Rabbi Yehuda Chitrik, 106, a renowned scholar and storyteller in the Lubavitcher community, died Feb. 14 at Maimonides Hospital in Brooklyn, N.Y.
He was a resident of Crown Heights.
Born in 1899 in Krasnolok, Russia, Chitrik studied at the central Chabad Lubavitch Yeshiva near Smolensk. When the school closed after the Bolshevik Revolution in 1917, he taught at a yeshiva in what is now Ukraine.
At the yeshiva, Chitrik came to know Rabbi Menachem Mendel Schneerson, who later became the seventh Lubavitcher rebbe, the spiritual leader of the Chabad Lubavitch movement. His recollections of the rebbe, who died in 1994, helped scholars learn more about the late rebbe's life.
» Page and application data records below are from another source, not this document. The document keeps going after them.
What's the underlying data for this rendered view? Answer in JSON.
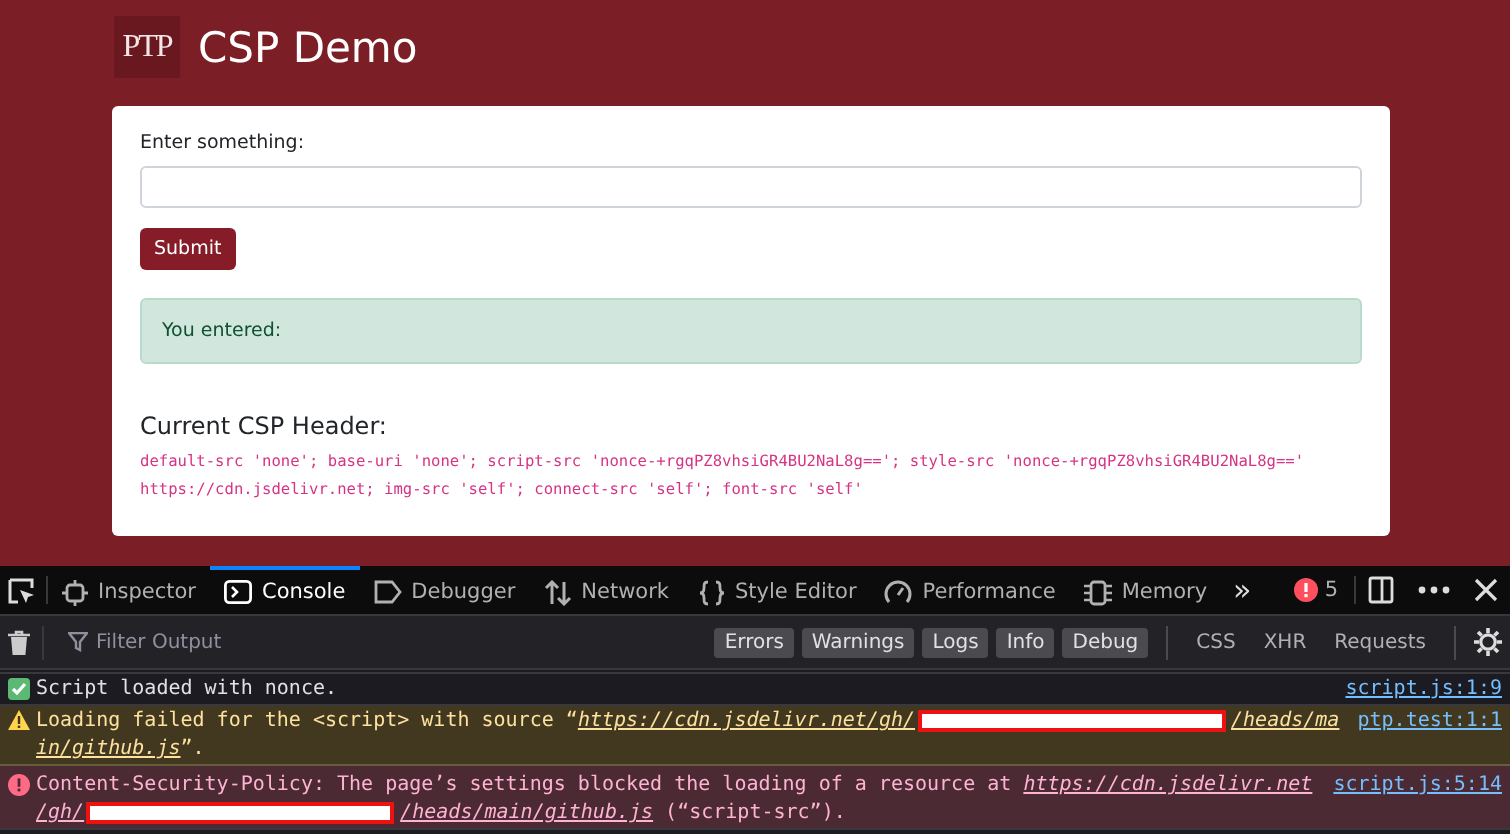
{
  "page": {
    "logo": "PTP",
    "title": "CSP Demo",
    "form": {
      "label": "Enter something:",
      "submit": "Submit",
      "result": "You entered:"
    },
    "csp": {
      "heading": "Current CSP Header:",
      "value": "default-src 'none'; base-uri 'none'; script-src 'nonce-+rgqPZ8vhsiGR4BU2NaL8g=='; style-src 'nonce-+rgqPZ8vhsiGR4BU2NaL8g==' https://cdn.jsdelivr.net; img-src 'self'; connect-src 'self'; font-src 'self'"
    }
  },
  "devtools": {
    "tabs": [
      {
        "label": "Inspector",
        "selected": false
      },
      {
        "label": "Console",
        "selected": true
      },
      {
        "label": "Debugger",
        "selected": false
      },
      {
        "label": "Network",
        "selected": false
      },
      {
        "label": "Style Editor",
        "selected": false
      },
      {
        "label": "Performance",
        "selected": false
      },
      {
        "label": "Memory",
        "selected": false
      }
    ],
    "overflow": "»",
    "error_count": "5",
    "filter": {
      "placeholder": "Filter Output"
    },
    "levels": [
      {
        "label": "Errors",
        "selected": true
      },
      {
        "label": "Warnings",
        "selected": true
      },
      {
        "label": "Logs",
        "selected": true
      },
      {
        "label": "Info",
        "selected": true
      },
      {
        "label": "Debug",
        "selected": true
      }
    ],
    "types": [
      {
        "label": "CSS",
        "selected": false
      },
      {
        "label": "XHR",
        "selected": false
      },
      {
        "label": "Requests",
        "selected": false
      }
    ],
    "messages": [
      {
        "kind": "log",
        "lines": [
          [
            {
              "kind": "text",
              "text": "Script loaded with nonce."
            }
          ]
        ],
        "source": "script.js:1:9"
      },
      {
        "kind": "warning",
        "lines": [
          [
            {
              "kind": "text",
              "text": "Loading failed for the <script> with source “"
            },
            {
              "kind": "link",
              "text": "https://cdn.jsdelivr.net/gh/"
            },
            {
              "kind": "redacted"
            },
            {
              "kind": "link",
              "text": "/heads/ma"
            }
          ],
          [
            {
              "kind": "link",
              "text": "in/github.js"
            },
            {
              "kind": "text",
              "text": "”."
            }
          ]
        ],
        "source": "ptp.test:1:1"
      },
      {
        "kind": "error",
        "lines": [
          [
            {
              "kind": "text",
              "text": "Content-Security-Policy: The page’s settings blocked the loading of a resource at "
            },
            {
              "kind": "link",
              "text": "https://cdn.jsdelivr.net"
            }
          ],
          [
            {
              "kind": "link",
              "text": "/gh/"
            },
            {
              "kind": "redacted"
            },
            {
              "kind": "link",
              "text": "/heads/main/github.js"
            },
            {
              "kind": "text",
              "text": " (“script-src”)."
            }
          ]
        ],
        "source": "script.js:5:14"
      }
    ]
  }
}
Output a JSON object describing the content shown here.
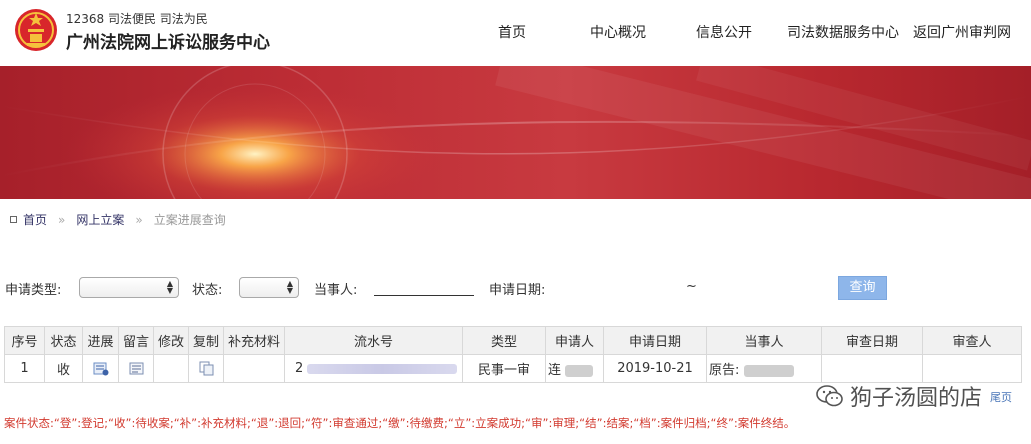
{
  "header": {
    "hotline": "12368 司法便民 司法为民",
    "title": "广州法院网上诉讼服务中心",
    "nav": [
      "首页",
      "中心概况",
      "信息公开",
      "司法数据服务中心",
      "返回广州审判网"
    ]
  },
  "breadcrumb": {
    "items": [
      "首页",
      "网上立案",
      "立案进展查询"
    ]
  },
  "search": {
    "type_label": "申请类型:",
    "status_label": "状态:",
    "party_label": "当事人:",
    "date_label": "申请日期:",
    "date_sep": "~",
    "query_button": "查询"
  },
  "table": {
    "headers": [
      "序号",
      "状态",
      "进展",
      "留言",
      "修改",
      "复制",
      "补充材料",
      "流水号",
      "类型",
      "申请人",
      "申请日期",
      "当事人",
      "审查日期",
      "审查人"
    ],
    "rows": [
      {
        "index": "1",
        "status": "收",
        "serial": "2",
        "type": "民事一审",
        "applicant": "连",
        "date": "2019-10-21",
        "party": "原告:",
        "review_date": "",
        "reviewer": ""
      }
    ]
  },
  "pager": {
    "last": "尾页"
  },
  "legend": "案件状态:“登”:登记;“收”:待收案;“补”:补充材料;“退”:退回;“符”:审查通过;“缴”:待缴费;“立”:立案成功;“审”:审理;“结”:结案;“档”:案件归档;“终”:案件终结。",
  "watermark": {
    "text": "狗子汤圆的店"
  },
  "colors": {
    "banner": "#bd2d35",
    "legend": "#d23a2f",
    "query_button": "#8eb6ea",
    "table_header": "#f1f1f1"
  }
}
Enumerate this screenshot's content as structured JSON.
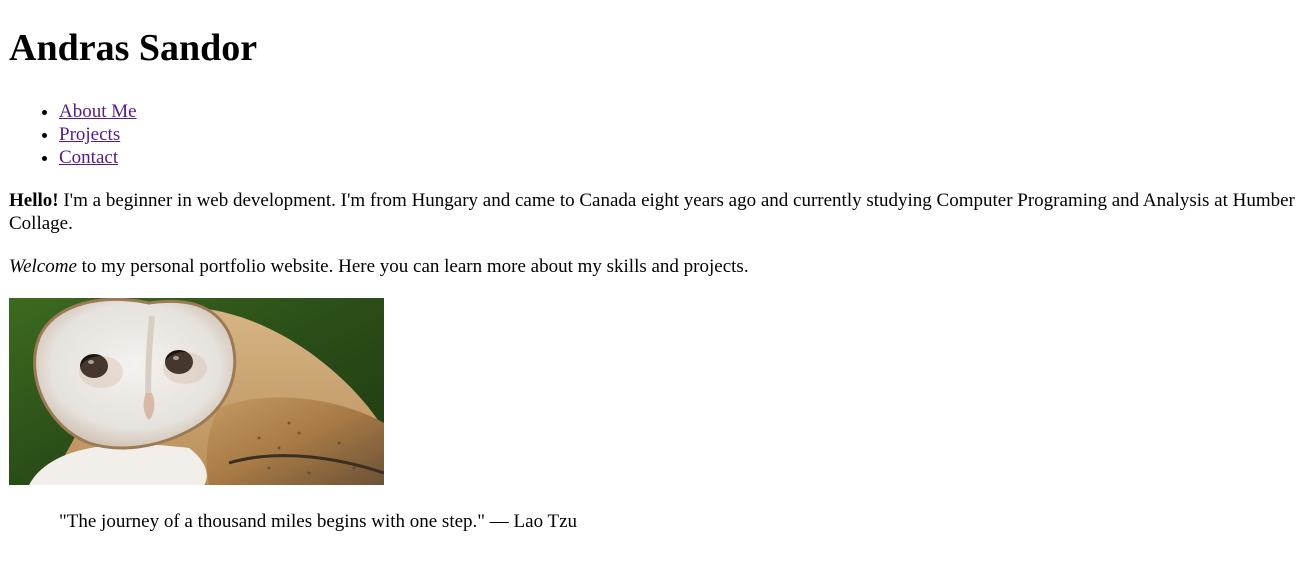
{
  "header": {
    "title": "Andras Sandor"
  },
  "nav": {
    "items": [
      {
        "label": "About Me"
      },
      {
        "label": "Projects"
      },
      {
        "label": "Contact"
      }
    ]
  },
  "intro": {
    "bold_greeting": "Hello!",
    "text": " I'm a beginner in web development. I'm from Hungary and came to Canada eight years ago and currently studying Computer Programing and Analysis at Humber Collage."
  },
  "welcome": {
    "italic_word": "Welcome",
    "text": " to my personal portfolio website. Here you can learn more about my skills and projects."
  },
  "image": {
    "subject": "barn-owl"
  },
  "quote": {
    "text": "\"The journey of a thousand miles begins with one step.\" — Lao Tzu"
  },
  "colors": {
    "link_visited": "#551a8b",
    "text": "#000000",
    "background": "#ffffff"
  }
}
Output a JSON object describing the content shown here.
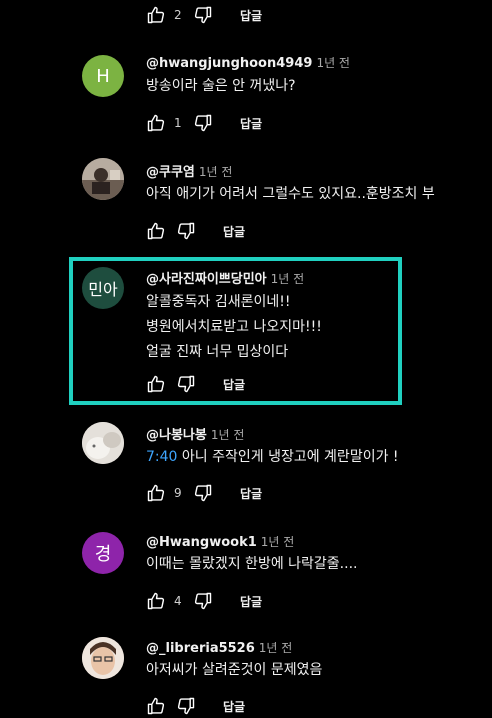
{
  "reply_label": "답글",
  "colors": {
    "highlight": "#20d0c0",
    "timestamp_link": "#3ea6ff"
  },
  "comments": [
    {
      "handle": "",
      "time": "",
      "lines": [],
      "likes": "2"
    },
    {
      "handle": "@hwangjunghoon4949",
      "time": "1년 전",
      "avatar_letter": "H",
      "avatar_color": "#7cb342",
      "lines": [
        "방송이라 술은 안 꺼냈나?"
      ],
      "likes": "1"
    },
    {
      "handle": "@쿠쿠염",
      "time": "1년 전",
      "avatar_icon": "photo-avatar",
      "lines": [
        "아직 애기가 어려서 그럴수도 있지요..훈방조치 부"
      ],
      "likes": ""
    },
    {
      "handle": "@사라진짜이쁘당민아",
      "time": "1년 전",
      "avatar_letter": "민아",
      "avatar_color": "#1e4d3e",
      "lines": [
        "알콜중독자 김새론이네!!",
        "병원에서치료받고 나오지마!!!",
        "얼굴 진짜 너무 밉상이다"
      ],
      "likes": ""
    },
    {
      "handle": "@나봉나봉",
      "time": "1년 전",
      "avatar_icon": "cat-photo-avatar",
      "timestamp": "7:40",
      "lines": [
        "아니 주작인게 냉장고에 계란말이가 !"
      ],
      "likes": "9"
    },
    {
      "handle": "@Hwangwook1",
      "time": "1년 전",
      "avatar_letter": "경",
      "avatar_color": "#8e24aa",
      "lines": [
        "이때는 몰랐겠지 한방에 나락갈줄...."
      ],
      "likes": "4"
    },
    {
      "handle": "@_libreria5526",
      "time": "1년 전",
      "avatar_icon": "person-photo-avatar",
      "lines": [
        "아저씨가 살려준것이 문제였음"
      ],
      "likes": ""
    }
  ]
}
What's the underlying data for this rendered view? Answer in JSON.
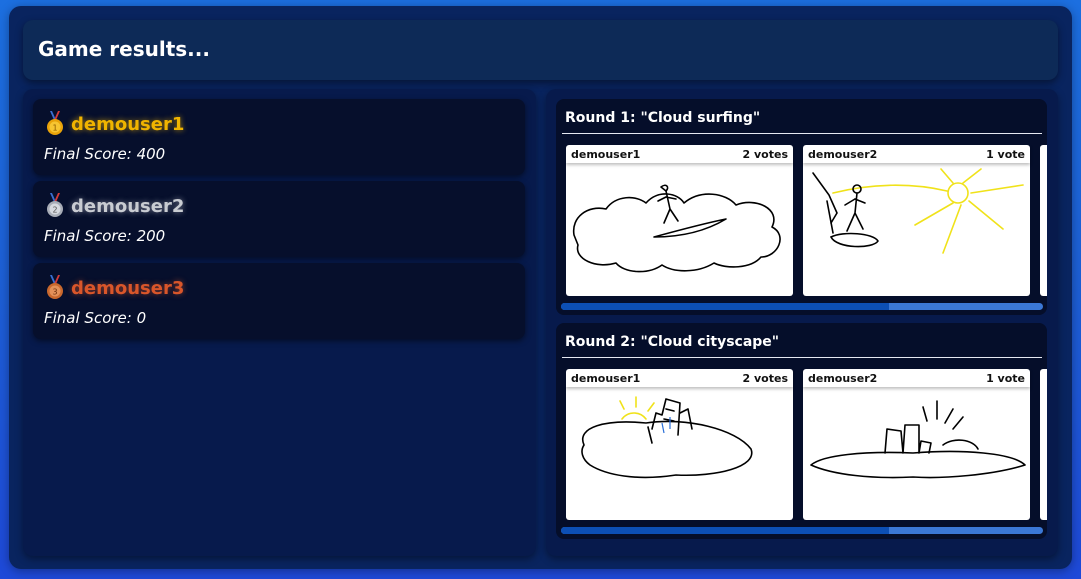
{
  "header": {
    "title": "Game results..."
  },
  "players": [
    {
      "name": "demouser1",
      "score_label": "Final Score: 400",
      "medal": "gold-medal-icon",
      "rank": "1",
      "color": "#f0b400",
      "medal_color": "#e9a30a"
    },
    {
      "name": "demouser2",
      "score_label": "Final Score: 200",
      "medal": "silver-medal-icon",
      "rank": "2",
      "color": "#c9ccd2",
      "medal_color": "#a8adb7"
    },
    {
      "name": "demouser3",
      "score_label": "Final Score: 0",
      "medal": "bronze-medal-icon",
      "rank": "3",
      "color": "#d9562a",
      "medal_color": "#c9682d"
    }
  ],
  "rounds": [
    {
      "title": "Round 1: \"Cloud surfing\"",
      "progress": 0.68,
      "drawings": [
        {
          "author": "demouser1",
          "votes": "2 votes"
        },
        {
          "author": "demouser2",
          "votes": "1 vote"
        }
      ]
    },
    {
      "title": "Round 2: \"Cloud cityscape\"",
      "progress": 0.68,
      "drawings": [
        {
          "author": "demouser1",
          "votes": "2 votes"
        },
        {
          "author": "demouser2",
          "votes": "1 vote"
        }
      ]
    }
  ]
}
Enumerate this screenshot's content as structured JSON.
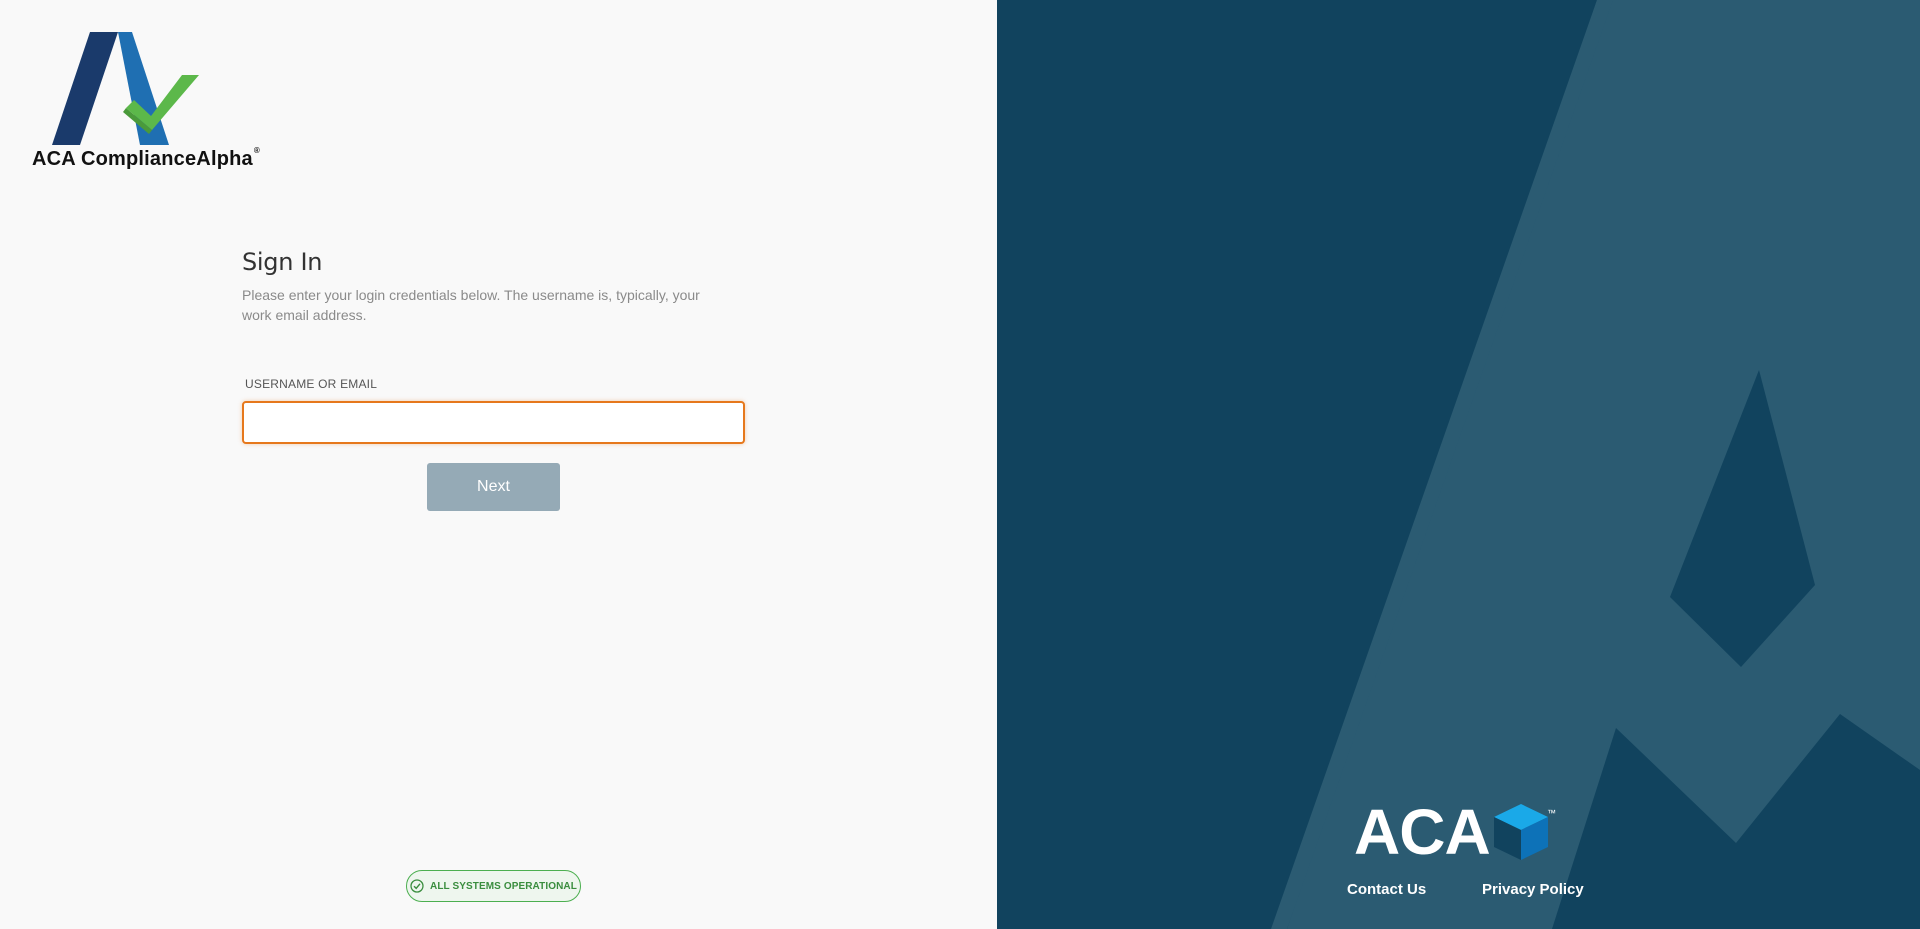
{
  "brand": {
    "product_name": "ACA ComplianceAlpha",
    "registered_mark": "®",
    "colors": {
      "navy": "#1a3a6b",
      "blue": "#1f6fb2",
      "green": "#5cb84a",
      "panel": "#11435e",
      "panel_shape": "#2b5b72",
      "accent_orange": "#e6781c"
    }
  },
  "signin": {
    "title": "Sign In",
    "subtitle": "Please enter your login credentials below. The username is, typically, your work email address.",
    "username_label": "USERNAME OR EMAIL",
    "username_value": "",
    "username_placeholder": "",
    "next_label": "Next"
  },
  "status": {
    "icon": "check-circle-icon",
    "text": "ALL SYSTEMS OPERATIONAL"
  },
  "aca": {
    "wordmark": "ACA",
    "trademark": "™"
  },
  "footer": {
    "contact_label": "Contact Us",
    "privacy_label": "Privacy Policy"
  }
}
He moved to Brooklyn in 1983.
At 105 years of age, Chitrik continued his storytelling, attended synagogue at least two times a day, taught a class and kept up his studies.
A book of translations of his stories, From My Father's Shabbos Table, was published in 1991.
He was buried near Schneerson in the Old Montefiore Cemetery in Queens.
Chitrik is survived by two sons, two daughters and, according to a source in the Lubavitch community, 20 grandchildren and hundreds of great- and great-great-grandchildren. He was predeceased by his wife, the former Kaila Tumarkin.